◆ **Action item**
Below are some lines of data. Return all of them as they are.

══════════════════════════════

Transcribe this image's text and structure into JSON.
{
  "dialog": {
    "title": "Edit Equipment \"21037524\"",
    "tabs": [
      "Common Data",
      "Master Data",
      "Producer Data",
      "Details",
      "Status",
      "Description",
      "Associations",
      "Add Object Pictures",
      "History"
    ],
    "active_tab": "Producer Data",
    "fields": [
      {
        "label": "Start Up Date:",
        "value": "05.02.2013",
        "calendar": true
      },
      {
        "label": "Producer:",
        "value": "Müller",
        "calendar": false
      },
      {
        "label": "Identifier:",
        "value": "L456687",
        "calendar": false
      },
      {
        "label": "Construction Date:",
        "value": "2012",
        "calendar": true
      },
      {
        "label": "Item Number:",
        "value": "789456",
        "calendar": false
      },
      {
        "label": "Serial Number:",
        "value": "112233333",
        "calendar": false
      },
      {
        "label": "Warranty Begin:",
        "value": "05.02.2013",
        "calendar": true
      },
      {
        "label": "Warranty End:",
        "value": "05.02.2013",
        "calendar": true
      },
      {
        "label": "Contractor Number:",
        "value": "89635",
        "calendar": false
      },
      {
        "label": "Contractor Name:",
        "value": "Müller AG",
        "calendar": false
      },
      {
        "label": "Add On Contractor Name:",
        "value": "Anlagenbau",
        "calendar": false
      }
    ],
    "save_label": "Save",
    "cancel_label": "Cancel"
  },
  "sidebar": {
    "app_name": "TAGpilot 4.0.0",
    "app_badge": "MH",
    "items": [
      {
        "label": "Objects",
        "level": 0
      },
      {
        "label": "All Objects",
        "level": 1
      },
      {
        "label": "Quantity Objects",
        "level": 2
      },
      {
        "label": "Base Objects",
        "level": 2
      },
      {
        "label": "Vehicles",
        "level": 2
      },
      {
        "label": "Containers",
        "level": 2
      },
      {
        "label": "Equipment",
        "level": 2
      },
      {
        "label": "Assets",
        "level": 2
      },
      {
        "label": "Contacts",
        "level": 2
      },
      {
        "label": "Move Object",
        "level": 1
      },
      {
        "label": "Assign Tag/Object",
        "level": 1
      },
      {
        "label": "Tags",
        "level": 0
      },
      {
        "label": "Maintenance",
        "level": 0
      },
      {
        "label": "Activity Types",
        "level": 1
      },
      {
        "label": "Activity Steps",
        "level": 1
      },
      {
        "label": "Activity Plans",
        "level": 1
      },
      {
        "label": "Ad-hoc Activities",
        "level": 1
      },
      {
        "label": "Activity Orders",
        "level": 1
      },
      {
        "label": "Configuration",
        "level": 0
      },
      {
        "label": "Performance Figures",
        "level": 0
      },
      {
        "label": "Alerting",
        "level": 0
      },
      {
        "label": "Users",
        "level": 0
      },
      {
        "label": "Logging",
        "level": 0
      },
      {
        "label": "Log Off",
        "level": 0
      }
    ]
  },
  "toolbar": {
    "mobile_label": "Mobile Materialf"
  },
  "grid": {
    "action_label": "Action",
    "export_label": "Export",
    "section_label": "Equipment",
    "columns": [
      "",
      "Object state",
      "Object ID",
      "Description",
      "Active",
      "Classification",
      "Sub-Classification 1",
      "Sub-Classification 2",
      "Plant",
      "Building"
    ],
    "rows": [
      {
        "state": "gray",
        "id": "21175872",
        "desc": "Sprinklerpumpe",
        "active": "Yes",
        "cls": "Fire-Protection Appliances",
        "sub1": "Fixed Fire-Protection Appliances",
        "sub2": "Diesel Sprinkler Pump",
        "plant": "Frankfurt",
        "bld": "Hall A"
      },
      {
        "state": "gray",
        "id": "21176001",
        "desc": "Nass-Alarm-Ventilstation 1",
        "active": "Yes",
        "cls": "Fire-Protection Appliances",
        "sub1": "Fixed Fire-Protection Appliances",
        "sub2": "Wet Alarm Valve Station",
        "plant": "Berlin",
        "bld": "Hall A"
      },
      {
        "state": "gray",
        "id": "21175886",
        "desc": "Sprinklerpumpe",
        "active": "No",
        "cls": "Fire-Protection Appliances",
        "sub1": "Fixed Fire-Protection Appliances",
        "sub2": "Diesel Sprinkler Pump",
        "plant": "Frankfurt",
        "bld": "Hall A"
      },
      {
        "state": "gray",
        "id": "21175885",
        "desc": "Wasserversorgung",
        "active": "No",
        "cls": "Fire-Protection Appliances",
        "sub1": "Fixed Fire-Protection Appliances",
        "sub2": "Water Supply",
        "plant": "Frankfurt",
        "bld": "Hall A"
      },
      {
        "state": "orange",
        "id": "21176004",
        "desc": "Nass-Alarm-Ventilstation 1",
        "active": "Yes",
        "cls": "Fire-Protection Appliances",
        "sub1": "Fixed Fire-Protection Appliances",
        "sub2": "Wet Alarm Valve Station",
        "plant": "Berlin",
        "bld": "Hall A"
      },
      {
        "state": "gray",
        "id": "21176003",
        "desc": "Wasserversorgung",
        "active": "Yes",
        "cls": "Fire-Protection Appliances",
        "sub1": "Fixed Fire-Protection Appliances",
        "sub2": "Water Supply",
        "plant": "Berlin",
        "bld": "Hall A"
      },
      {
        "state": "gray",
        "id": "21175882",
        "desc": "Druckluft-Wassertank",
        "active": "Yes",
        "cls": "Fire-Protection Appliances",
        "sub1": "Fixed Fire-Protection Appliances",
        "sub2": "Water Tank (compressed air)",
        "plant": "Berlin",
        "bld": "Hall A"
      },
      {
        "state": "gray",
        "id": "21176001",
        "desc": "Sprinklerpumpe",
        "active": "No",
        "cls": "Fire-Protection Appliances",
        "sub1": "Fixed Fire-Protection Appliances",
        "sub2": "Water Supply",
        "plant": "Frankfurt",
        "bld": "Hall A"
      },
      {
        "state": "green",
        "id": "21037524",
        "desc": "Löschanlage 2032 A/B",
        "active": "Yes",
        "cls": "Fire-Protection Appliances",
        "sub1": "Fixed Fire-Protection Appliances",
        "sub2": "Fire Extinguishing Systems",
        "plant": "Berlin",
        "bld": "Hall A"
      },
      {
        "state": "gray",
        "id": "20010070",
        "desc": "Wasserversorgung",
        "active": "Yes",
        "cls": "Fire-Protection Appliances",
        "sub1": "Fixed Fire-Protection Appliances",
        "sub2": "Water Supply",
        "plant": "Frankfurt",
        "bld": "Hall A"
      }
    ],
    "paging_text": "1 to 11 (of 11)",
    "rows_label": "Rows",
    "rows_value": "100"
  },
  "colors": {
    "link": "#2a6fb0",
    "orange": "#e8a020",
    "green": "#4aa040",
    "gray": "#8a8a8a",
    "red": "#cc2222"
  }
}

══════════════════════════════

◆ **Result**
Transcribe this image's text and structure into JSON.
{
  "dialog": {
    "title": "Edit Equipment \"21037524\"",
    "tabs": [
      "Common Data",
      "Master Data",
      "Producer Data",
      "Details",
      "Status",
      "Description",
      "Associations",
      "Add Object Pictures",
      "History"
    ],
    "active_tab": "Producer Data",
    "fields": [
      {
        "label": "Start Up Date:",
        "value": "05.02.2013",
        "calendar": true
      },
      {
        "label": "Producer:",
        "value": "Müller",
        "calendar": false
      },
      {
        "label": "Identifier:",
        "value": "L456687",
        "calendar": false
      },
      {
        "label": "Construction Date:",
        "value": "2012",
        "calendar": true
      },
      {
        "label": "Item Number:",
        "value": "789456",
        "calendar": false
      },
      {
        "label": "Serial Number:",
        "value": "112233333",
        "calendar": false
      },
      {
        "label": "Warranty Begin:",
        "value": "05.02.2013",
        "calendar": true
      },
      {
        "label": "Warranty End:",
        "value": "05.02.2013",
        "calendar": true
      },
      {
        "label": "Contractor Number:",
        "value": "89635",
        "calendar": false
      },
      {
        "label": "Contractor Name:",
        "value": "Müller AG",
        "calendar": false
      },
      {
        "label": "Add On Contractor Name:",
        "value": "Anlagenbau",
        "calendar": false
      }
    ],
    "save_label": "Save",
    "cancel_label": "Cancel"
  },
  "sidebar": {
    "app_name": "TAGpilot 4.0.0",
    "app_badge": "MH",
    "items": [
      {
        "label": "Objects",
        "level": 0
      },
      {
        "label": "All Objects",
        "level": 1
      },
      {
        "label": "Quantity Objects",
        "level": 2
      },
      {
        "label": "Base Objects",
        "level": 2
      },
      {
        "label": "Vehicles",
        "level": 2
      },
      {
        "label": "Containers",
        "level": 2
      },
      {
        "label": "Equipment",
        "level": 2
      },
      {
        "label": "Assets",
        "level": 2
      },
      {
        "label": "Contacts",
        "level": 2
      },
      {
        "label": "Move Object",
        "level": 1
      },
      {
        "label": "Assign Tag/Object",
        "level": 1
      },
      {
        "label": "Tags",
        "level": 0
      },
      {
        "label": "Maintenance",
        "level": 0
      },
      {
        "label": "Activity Types",
        "level": 1
      },
      {
        "label": "Activity Steps",
        "level": 1
      },
      {
        "label": "Activity Plans",
        "level": 1
      },
      {
        "label": "Ad-hoc Activities",
        "level": 1
      },
      {
        "label": "Activity Orders",
        "level": 1
      },
      {
        "label": "Configuration",
        "level": 0
      },
      {
        "label": "Performance Figures",
        "level": 0
      },
      {
        "label": "Alerting",
        "level": 0
      },
      {
        "label": "Users",
        "level": 0
      },
      {
        "label": "Logging",
        "level": 0
      },
      {
        "label": "Log Off",
        "level": 0
      }
    ]
  },
  "toolbar": {
    "mobile_label": "Mobile Materialf"
  },
  "grid": {
    "action_label": "Action",
    "export_label": "Export",
    "section_label": "Equipment",
    "columns": [
      "",
      "Object state",
      "Object ID",
      "Description",
      "Active",
      "Classification",
      "Sub-Classification 1",
      "Sub-Classification 2",
      "Plant",
      "Building"
    ],
    "rows": [
      {
        "state": "gray",
        "id": "21175872",
        "desc": "Sprinklerpumpe",
        "active": "Yes",
        "cls": "Fire-Protection Appliances",
        "sub1": "Fixed Fire-Protection Appliances",
        "sub2": "Diesel Sprinkler Pump",
        "plant": "Frankfurt",
        "bld": "Hall A"
      },
      {
        "state": "gray",
        "id": "21176001",
        "desc": "Nass-Alarm-Ventilstation 1",
        "active": "Yes",
        "cls": "Fire-Protection Appliances",
        "sub1": "Fixed Fire-Protection Appliances",
        "sub2": "Wet Alarm Valve Station",
        "plant": "Berlin",
        "bld": "Hall A"
      },
      {
        "state": "gray",
        "id": "21175886",
        "desc": "Sprinklerpumpe",
        "active": "No",
        "cls": "Fire-Protection Appliances",
        "sub1": "Fixed Fire-Protection Appliances",
        "sub2": "Diesel Sprinkler Pump",
        "plant": "Frankfurt",
        "bld": "Hall A"
      },
      {
        "state": "gray",
        "id": "21175885",
        "desc": "Wasserversorgung",
        "active": "No",
        "cls": "Fire-Protection Appliances",
        "sub1": "Fixed Fire-Protection Appliances",
        "sub2": "Water Supply",
        "plant": "Frankfurt",
        "bld": "Hall A"
      },
      {
        "state": "orange",
        "id": "21176004",
        "desc": "Nass-Alarm-Ventilstation 1",
        "active": "Yes",
        "cls": "Fire-Protection Appliances",
        "sub1": "Fixed Fire-Protection Appliances",
        "sub2": "Wet Alarm Valve Station",
        "plant": "Berlin",
        "bld": "Hall A"
      },
      {
        "state": "gray",
        "id": "21176003",
        "desc": "Wasserversorgung",
        "active": "Yes",
        "cls": "Fire-Protection Appliances",
        "sub1": "Fixed Fire-Protection Appliances",
        "sub2": "Water Supply",
        "plant": "Berlin",
        "bld": "Hall A"
      },
      {
        "state": "gray",
        "id": "21175882",
        "desc": "Druckluft-Wassertank",
        "active": "Yes",
        "cls": "Fire-Protection Appliances",
        "sub1": "Fixed Fire-Protection Appliances",
        "sub2": "Water Tank (compressed air)",
        "plant": "Berlin",
        "bld": "Hall A"
      },
      {
        "state": "gray",
        "id": "21176001",
        "desc": "Sprinklerpumpe",
        "active": "No",
        "cls": "Fire-Protection Appliances",
        "sub1": "Fixed Fire-Protection Appliances",
        "sub2": "Water Supply",
        "plant": "Frankfurt",
        "bld": "Hall A"
      },
      {
        "state": "green",
        "id": "21037524",
        "desc": "Löschanlage 2032 A/B",
        "active": "Yes",
        "cls": "Fire-Protection Appliances",
        "sub1": "Fixed Fire-Protection Appliances",
        "sub2": "Fire Extinguishing Systems",
        "plant": "Berlin",
        "bld": "Hall A"
      },
      {
        "state": "gray",
        "id": "20010070",
        "desc": "Wasserversorgung",
        "active": "Yes",
        "cls": "Fire-Protection Appliances",
        "sub1": "Fixed Fire-Protection Appliances",
        "sub2": "Water Supply",
        "plant": "Frankfurt",
        "bld": "Hall A"
      }
    ],
    "paging_text": "1 to 11 (of 11)",
    "rows_label": "Rows",
    "rows_value": "100"
  },
  "colors": {
    "link": "#2a6fb0",
    "orange": "#e8a020",
    "green": "#4aa040",
    "gray": "#8a8a8a",
    "red": "#cc2222"
  }
}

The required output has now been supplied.